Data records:
********
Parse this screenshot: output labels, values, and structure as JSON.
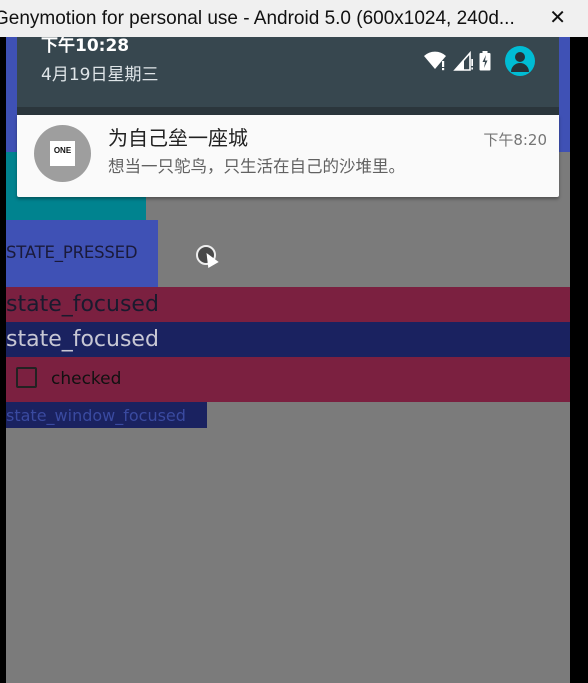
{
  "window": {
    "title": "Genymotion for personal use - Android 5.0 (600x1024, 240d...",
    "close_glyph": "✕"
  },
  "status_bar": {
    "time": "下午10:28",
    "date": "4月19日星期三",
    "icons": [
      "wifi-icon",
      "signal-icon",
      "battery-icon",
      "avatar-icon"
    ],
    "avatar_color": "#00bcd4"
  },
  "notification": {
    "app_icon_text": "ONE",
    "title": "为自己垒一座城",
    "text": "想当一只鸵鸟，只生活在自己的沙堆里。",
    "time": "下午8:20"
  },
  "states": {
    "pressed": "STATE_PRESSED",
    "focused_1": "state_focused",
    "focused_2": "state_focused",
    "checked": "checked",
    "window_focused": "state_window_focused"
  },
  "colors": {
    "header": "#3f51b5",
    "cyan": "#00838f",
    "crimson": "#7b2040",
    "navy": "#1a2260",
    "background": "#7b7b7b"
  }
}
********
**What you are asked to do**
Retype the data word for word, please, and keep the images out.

**Exercise answer**
Parse this screenshot: output labels, values, and structure as JSON.
{
  "window": {
    "title": "Genymotion for personal use - Android 5.0 (600x1024, 240d...",
    "close_glyph": "✕"
  },
  "status_bar": {
    "time": "下午10:28",
    "date": "4月19日星期三",
    "icons": [
      "wifi-icon",
      "signal-icon",
      "battery-icon",
      "avatar-icon"
    ],
    "avatar_color": "#00bcd4"
  },
  "notification": {
    "app_icon_text": "ONE",
    "title": "为自己垒一座城",
    "text": "想当一只鸵鸟，只生活在自己的沙堆里。",
    "time": "下午8:20"
  },
  "states": {
    "pressed": "STATE_PRESSED",
    "focused_1": "state_focused",
    "focused_2": "state_focused",
    "checked": "checked",
    "window_focused": "state_window_focused"
  },
  "colors": {
    "header": "#3f51b5",
    "cyan": "#00838f",
    "crimson": "#7b2040",
    "navy": "#1a2260",
    "background": "#7b7b7b"
  }
}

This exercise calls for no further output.